**WORK TO COMPLETE**
Work out the number of lines in the records that include the word "Controls"; reply with that number alone.

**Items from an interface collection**
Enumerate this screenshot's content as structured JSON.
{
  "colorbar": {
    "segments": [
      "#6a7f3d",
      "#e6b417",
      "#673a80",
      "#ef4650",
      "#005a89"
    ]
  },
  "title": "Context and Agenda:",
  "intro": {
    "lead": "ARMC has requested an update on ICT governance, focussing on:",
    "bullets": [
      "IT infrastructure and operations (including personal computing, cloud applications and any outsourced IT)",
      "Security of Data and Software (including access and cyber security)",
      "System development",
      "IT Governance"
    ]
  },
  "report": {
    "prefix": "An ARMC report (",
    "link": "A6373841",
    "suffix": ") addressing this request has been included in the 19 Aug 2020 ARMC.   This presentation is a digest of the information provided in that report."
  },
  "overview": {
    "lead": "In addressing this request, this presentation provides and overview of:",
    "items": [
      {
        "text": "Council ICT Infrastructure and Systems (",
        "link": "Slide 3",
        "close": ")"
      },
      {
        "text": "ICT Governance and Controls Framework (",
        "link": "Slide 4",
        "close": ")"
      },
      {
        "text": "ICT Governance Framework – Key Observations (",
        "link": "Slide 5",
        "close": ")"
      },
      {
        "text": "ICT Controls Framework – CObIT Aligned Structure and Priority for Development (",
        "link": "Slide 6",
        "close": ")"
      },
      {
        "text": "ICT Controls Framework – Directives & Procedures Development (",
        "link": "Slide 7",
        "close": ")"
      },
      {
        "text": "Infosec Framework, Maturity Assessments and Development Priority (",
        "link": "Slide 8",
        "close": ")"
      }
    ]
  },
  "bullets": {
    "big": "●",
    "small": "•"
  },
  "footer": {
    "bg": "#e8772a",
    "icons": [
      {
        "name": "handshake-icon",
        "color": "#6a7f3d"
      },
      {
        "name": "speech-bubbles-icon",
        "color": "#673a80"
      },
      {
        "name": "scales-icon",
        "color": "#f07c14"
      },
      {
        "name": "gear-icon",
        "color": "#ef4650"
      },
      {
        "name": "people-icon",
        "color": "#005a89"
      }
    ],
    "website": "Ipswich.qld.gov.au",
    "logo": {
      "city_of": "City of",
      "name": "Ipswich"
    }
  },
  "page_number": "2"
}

**SOLUTION**
3